### Task description
What you hand back must match the records word for word, with no pictures.

Source data below:

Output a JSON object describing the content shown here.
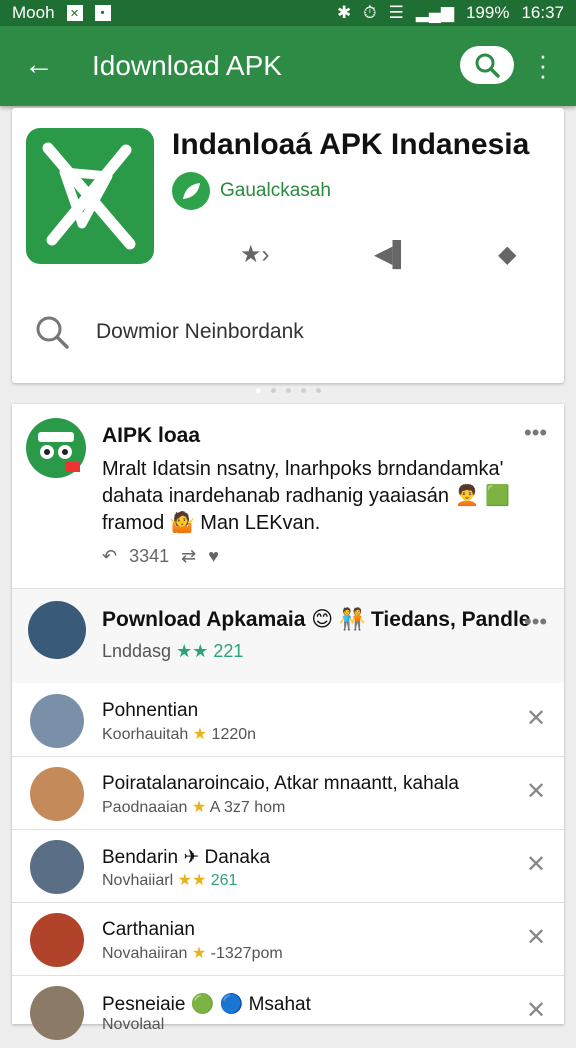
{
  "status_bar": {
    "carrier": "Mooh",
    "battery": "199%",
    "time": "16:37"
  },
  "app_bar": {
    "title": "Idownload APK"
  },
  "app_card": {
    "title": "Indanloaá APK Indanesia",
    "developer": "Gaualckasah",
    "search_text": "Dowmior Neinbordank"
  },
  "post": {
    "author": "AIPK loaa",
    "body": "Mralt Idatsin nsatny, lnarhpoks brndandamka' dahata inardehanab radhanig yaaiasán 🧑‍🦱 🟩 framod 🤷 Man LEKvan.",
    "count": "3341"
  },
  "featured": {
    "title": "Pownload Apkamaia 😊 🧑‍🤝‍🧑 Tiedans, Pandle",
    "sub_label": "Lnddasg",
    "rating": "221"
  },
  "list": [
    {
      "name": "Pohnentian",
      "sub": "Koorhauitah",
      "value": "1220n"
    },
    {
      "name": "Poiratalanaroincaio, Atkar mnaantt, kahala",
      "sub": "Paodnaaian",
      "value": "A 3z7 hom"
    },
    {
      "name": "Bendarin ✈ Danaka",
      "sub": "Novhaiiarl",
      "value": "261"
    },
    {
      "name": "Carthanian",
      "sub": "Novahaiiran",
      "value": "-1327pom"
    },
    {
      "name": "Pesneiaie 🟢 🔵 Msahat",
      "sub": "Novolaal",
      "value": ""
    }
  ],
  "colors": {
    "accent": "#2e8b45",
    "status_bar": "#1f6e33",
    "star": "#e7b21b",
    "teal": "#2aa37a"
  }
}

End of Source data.

### Expected answer
Output a JSON object describing the content shown here.
{
  "status_bar": {
    "carrier": "Mooh",
    "battery": "199%",
    "time": "16:37"
  },
  "app_bar": {
    "title": "Idownload APK"
  },
  "app_card": {
    "title": "Indanloaá APK Indanesia",
    "developer": "Gaualckasah",
    "search_text": "Dowmior Neinbordank"
  },
  "post": {
    "author": "AIPK loaa",
    "body": "Mralt Idatsin nsatny, lnarhpoks brndandamka' dahata inardehanab radhanig yaaiasán 🧑‍🦱 🟩 framod 🤷 Man LEKvan.",
    "count": "3341"
  },
  "featured": {
    "title": "Pownload Apkamaia 😊 🧑‍🤝‍🧑 Tiedans, Pandle",
    "sub_label": "Lnddasg",
    "rating": "221"
  },
  "list": [
    {
      "name": "Pohnentian",
      "sub": "Koorhauitah",
      "value": "1220n"
    },
    {
      "name": "Poiratalanaroincaio, Atkar mnaantt, kahala",
      "sub": "Paodnaaian",
      "value": "A 3z7 hom"
    },
    {
      "name": "Bendarin ✈ Danaka",
      "sub": "Novhaiiarl",
      "value": "261"
    },
    {
      "name": "Carthanian",
      "sub": "Novahaiiran",
      "value": "-1327pom"
    },
    {
      "name": "Pesneiaie 🟢 🔵 Msahat",
      "sub": "Novolaal",
      "value": ""
    }
  ],
  "colors": {
    "accent": "#2e8b45",
    "status_bar": "#1f6e33",
    "star": "#e7b21b",
    "teal": "#2aa37a"
  }
}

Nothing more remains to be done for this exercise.